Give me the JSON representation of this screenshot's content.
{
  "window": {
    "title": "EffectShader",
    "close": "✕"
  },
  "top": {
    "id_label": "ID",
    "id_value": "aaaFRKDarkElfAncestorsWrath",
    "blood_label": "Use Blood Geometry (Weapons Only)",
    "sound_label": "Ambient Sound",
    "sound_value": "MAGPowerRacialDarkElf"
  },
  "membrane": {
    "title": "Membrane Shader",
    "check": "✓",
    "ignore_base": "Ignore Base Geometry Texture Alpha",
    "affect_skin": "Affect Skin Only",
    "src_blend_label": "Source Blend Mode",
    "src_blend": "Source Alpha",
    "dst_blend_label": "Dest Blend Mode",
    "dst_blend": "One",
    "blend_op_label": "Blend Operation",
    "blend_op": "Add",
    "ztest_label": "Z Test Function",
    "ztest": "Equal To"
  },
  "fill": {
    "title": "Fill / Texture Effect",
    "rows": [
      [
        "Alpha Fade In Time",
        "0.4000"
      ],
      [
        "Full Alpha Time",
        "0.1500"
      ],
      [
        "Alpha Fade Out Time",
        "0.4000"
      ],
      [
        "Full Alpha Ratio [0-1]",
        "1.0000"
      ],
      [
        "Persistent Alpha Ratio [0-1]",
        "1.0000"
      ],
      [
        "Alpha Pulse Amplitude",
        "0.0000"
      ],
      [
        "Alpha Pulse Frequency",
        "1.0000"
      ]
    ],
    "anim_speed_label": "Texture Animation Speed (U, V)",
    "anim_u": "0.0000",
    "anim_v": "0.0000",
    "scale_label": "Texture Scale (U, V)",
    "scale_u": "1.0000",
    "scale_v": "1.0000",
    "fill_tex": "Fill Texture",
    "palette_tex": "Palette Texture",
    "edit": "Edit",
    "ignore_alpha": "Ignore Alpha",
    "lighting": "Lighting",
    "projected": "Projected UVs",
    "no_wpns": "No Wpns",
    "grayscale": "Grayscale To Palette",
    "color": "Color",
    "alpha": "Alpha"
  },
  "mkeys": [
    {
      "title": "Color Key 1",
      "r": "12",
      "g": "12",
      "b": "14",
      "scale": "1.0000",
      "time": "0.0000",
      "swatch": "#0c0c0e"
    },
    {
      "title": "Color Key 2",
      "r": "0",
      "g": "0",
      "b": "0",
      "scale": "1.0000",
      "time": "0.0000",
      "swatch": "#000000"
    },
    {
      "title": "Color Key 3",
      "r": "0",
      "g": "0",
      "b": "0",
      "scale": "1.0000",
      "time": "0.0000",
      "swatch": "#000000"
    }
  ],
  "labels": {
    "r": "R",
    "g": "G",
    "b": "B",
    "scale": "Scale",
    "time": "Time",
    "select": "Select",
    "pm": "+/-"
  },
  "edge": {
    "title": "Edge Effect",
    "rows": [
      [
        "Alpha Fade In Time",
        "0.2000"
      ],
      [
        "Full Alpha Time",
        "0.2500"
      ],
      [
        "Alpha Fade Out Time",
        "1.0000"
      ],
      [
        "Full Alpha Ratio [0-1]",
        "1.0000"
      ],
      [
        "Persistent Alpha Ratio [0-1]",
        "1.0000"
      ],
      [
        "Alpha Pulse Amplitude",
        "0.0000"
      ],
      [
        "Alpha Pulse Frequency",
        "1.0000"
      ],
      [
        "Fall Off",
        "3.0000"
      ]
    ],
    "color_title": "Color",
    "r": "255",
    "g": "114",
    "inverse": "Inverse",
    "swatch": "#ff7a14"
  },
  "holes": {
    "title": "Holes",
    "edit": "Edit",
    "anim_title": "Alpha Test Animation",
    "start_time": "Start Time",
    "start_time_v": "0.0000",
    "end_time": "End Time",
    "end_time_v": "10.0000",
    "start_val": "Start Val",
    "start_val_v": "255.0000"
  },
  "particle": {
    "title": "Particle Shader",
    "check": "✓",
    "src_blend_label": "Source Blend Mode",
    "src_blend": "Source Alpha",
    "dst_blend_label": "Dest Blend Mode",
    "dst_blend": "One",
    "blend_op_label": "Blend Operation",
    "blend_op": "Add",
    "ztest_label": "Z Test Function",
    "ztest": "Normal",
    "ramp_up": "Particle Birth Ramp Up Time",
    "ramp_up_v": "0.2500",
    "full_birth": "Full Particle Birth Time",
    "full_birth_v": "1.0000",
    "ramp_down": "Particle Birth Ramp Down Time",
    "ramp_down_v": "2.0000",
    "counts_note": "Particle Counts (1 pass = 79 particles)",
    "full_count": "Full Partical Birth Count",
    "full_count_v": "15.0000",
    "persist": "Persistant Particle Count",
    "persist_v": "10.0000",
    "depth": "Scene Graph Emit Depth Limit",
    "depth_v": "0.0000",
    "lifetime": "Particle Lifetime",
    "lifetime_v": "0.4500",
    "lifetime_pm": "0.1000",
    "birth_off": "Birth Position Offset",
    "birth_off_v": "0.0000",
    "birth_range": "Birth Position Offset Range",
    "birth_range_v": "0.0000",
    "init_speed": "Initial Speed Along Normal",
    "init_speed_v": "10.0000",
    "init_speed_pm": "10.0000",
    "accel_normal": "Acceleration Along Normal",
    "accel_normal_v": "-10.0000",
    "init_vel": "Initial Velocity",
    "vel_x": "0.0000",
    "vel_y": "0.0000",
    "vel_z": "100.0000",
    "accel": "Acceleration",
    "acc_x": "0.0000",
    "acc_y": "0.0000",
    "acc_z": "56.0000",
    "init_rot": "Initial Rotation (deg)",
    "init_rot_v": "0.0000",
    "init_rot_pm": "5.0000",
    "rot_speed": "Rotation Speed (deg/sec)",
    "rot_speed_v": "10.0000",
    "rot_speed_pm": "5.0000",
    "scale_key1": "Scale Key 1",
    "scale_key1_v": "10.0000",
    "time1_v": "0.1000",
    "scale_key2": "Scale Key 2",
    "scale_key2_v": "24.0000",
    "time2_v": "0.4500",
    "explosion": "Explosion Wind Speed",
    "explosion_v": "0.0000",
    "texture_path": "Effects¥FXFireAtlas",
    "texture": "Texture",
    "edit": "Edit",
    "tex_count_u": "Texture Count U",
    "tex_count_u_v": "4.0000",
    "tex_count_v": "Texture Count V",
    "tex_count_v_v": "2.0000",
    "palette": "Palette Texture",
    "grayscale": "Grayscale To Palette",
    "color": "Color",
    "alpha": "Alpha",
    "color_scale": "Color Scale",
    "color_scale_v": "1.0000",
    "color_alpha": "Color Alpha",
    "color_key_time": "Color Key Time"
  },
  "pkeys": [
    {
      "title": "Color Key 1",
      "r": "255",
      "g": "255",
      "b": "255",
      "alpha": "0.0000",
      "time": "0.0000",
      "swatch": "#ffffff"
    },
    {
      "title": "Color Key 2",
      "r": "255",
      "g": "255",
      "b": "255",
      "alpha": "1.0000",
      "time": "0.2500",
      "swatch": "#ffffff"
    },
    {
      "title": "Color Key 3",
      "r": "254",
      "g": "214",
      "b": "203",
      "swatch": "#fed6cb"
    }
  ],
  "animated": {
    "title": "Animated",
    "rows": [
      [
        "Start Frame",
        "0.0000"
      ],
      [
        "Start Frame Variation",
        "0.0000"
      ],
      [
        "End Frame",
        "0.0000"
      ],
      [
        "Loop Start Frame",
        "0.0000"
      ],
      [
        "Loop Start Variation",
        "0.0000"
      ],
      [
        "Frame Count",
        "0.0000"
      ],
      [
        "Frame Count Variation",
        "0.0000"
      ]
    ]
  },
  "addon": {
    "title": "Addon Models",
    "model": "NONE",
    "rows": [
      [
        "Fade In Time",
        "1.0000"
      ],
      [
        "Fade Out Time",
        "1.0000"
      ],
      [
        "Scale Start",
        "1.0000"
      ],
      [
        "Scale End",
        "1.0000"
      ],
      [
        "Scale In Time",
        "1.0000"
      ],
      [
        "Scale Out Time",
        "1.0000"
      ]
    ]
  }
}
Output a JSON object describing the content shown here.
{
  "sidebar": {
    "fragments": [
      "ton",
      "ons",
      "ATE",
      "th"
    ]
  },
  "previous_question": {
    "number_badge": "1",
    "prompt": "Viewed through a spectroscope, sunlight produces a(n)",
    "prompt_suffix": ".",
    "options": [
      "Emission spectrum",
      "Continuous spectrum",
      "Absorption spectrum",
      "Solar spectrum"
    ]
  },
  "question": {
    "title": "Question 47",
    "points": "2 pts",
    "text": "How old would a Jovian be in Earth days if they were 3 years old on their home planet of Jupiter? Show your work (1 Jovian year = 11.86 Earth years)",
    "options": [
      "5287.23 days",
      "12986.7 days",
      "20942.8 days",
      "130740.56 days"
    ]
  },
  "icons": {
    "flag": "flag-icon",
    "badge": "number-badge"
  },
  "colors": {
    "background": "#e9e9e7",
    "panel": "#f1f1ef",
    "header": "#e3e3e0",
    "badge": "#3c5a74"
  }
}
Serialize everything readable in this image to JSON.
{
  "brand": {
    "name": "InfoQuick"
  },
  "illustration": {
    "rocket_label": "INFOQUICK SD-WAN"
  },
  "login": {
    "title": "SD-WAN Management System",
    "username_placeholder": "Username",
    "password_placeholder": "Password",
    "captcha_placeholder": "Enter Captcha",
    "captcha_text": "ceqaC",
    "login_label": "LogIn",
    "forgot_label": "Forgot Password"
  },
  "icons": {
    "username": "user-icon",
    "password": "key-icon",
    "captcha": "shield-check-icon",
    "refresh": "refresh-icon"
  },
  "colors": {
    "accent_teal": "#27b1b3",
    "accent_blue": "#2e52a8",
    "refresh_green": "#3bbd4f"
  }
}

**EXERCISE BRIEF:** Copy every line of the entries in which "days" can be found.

**RESPONSE TO THE TASK:**
    "text": "How old would a Jovian be in Earth days if they were 3 years old on their home planet of Jupiter? Show your work (1 Jovian year = 11.86 Earth years)",
      "5287.23 days",
      "12986.7 days",
      "20942.8 days",
      "130740.56 days"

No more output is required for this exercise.